So where does this fit in for the today’s business leader? If distraction appears to be the illness of most leaders, perhaps MBSR can be seen as the cure. The goal of mindfulness is to focus attention fully to what you are doing. So with all this in mind, could mindfulness be the tool for dealing with the daily onslaught in the C-Suite, both emotionally and practically?
So Haven’t I Heard This All Before?
If you think you’ve heard this idea of mindfulness before, but perhaps called another name, you’re thinking along the same lines as I was! I did a lot of research regarding why leaders think the way they do, and how if you could harness the same leadership thought-patterns the average person could turn into something spectacular (Close, but no cigar!) There also is a strong religious, almost Buddhist underlying current to this whole MBSR program. Therein lies the marketing genius of Jon Kabat-Zinn.
The religious aspect of mindfulness is overcome by avoiding any talk of spirituality. Instead there is a more logical approach (think of it as common sense): If you consider your attention span a muscle, and as with any muscle it makes sense to exercise said muscle (The exercise would occur through meditation). As with any muscle that is exercise, it will develop certain muscle mass over time.
Another aspect that can be gleaned from mindfulness is what science is teaching us about the brain, and its ability to rewire itself and adapt.

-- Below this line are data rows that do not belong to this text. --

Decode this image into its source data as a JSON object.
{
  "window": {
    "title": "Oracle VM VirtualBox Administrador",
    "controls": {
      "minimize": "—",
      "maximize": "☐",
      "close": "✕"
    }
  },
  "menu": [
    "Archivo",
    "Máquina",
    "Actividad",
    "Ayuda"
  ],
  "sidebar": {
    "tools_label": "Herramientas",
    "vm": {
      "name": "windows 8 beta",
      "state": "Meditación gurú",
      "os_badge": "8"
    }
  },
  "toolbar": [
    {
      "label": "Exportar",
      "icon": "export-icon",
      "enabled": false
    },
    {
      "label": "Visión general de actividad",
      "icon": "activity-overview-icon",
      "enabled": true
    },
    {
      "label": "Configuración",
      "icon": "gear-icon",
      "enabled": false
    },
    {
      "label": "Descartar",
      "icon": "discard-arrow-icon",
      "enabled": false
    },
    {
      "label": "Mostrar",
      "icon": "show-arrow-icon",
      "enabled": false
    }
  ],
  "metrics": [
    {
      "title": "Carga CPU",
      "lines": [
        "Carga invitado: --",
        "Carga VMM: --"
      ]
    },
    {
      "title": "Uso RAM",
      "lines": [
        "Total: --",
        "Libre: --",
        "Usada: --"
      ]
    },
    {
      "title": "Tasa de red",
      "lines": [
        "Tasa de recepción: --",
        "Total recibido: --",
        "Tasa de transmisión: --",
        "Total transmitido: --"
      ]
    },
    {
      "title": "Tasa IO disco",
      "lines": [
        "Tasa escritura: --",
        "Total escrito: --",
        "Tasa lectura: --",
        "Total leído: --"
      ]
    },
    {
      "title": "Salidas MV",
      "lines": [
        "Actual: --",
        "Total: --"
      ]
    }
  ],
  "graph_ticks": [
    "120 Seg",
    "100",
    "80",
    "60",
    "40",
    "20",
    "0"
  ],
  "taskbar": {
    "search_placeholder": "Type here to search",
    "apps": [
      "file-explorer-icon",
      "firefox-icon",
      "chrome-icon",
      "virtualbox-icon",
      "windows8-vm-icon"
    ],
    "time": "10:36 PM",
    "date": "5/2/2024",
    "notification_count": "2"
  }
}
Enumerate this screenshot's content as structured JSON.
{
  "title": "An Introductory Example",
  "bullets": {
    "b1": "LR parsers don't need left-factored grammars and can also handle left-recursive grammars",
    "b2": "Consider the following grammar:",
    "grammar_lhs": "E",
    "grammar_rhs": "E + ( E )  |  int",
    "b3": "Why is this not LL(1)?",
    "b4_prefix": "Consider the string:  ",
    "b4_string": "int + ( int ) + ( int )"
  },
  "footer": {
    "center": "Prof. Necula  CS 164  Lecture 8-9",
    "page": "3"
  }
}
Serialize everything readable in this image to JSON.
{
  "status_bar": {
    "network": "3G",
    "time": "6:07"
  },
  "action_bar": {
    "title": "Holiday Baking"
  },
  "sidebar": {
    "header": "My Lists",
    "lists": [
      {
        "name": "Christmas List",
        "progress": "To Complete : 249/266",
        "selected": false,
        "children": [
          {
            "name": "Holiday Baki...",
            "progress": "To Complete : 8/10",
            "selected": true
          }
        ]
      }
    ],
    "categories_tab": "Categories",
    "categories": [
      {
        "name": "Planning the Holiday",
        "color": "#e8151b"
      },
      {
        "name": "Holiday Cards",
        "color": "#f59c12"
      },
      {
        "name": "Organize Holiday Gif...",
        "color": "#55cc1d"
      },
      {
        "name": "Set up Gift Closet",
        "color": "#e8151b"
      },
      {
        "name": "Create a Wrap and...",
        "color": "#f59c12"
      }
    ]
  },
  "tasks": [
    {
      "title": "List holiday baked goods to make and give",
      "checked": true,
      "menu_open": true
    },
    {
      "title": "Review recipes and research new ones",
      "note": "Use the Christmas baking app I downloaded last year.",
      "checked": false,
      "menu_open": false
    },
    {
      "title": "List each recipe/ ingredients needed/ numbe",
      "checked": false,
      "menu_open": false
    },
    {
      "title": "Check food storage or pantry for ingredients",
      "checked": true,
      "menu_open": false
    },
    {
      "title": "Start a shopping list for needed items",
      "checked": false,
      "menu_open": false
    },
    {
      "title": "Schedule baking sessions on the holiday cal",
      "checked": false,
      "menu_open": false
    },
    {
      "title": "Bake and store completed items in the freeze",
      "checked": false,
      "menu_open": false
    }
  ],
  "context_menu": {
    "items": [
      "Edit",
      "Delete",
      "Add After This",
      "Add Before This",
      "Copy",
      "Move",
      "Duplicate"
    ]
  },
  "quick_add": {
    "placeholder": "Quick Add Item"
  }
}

This study, known as neuroplasticity, suggests that there are benefits, both concrete and provable, to exercising the brain.
As I mentioned earlier, we’ve begun adding a “mindfulness” approach (similar to the 8-week MBSR program) in our Centered Executive Coaching initiatives. The feedback is very positive, as leaders report greater focus, ability to concentrate as well as less wasted time, stress, and guilt. For a great read on the topic, pickup a copy of Jon Kabat-Zinn’s “Full Catastrophe Living” (catchy title, huh?) and/or visit the Institute for Mindful Leadership (http://instituteformindfulleadership.org/). If you’d like to explore Centered Executive Coaching, connect with us!
PS – You may also enjoy some of the other recent posts I wrote:
- The Leadership Challenge: Are You Better Off Lucky Than Good?
- The Leadership Challenge: Can You Drive the Development of Leaders Who Transform Your Business?
- What’s Inside Your Leadership Time Capsule?
- The Leadership Challenge: 10 Characteristics to Develop Your Executive Presence
- The Leadership Challenge: Happy New Year! Now What?
- Leadership Amnesia: Should You Forget the Past to Move Forward to a Better Future?
- The Leadership Challenge: Are Your SMART Goals DUMB?
- The Leadership Challenge: Are You Climbing the Leadership Mountain?
- The Leadership Challenge: They Want You To Fail! 8 Leadership Tips to Overcome Failure
- The Leadership Challenge: Do You Exercise Your Moral Muscle?
- The Leadership Challenge: Conducting Post-Mortem Reviews
Sam Palazzolo is the Managing Director at Tip of the Spear Ventures, an agile Venture Capital and Business Advisory Services firm specializing in Executive Coaching, Leadership Development, and Communication Skills Training for Leaders.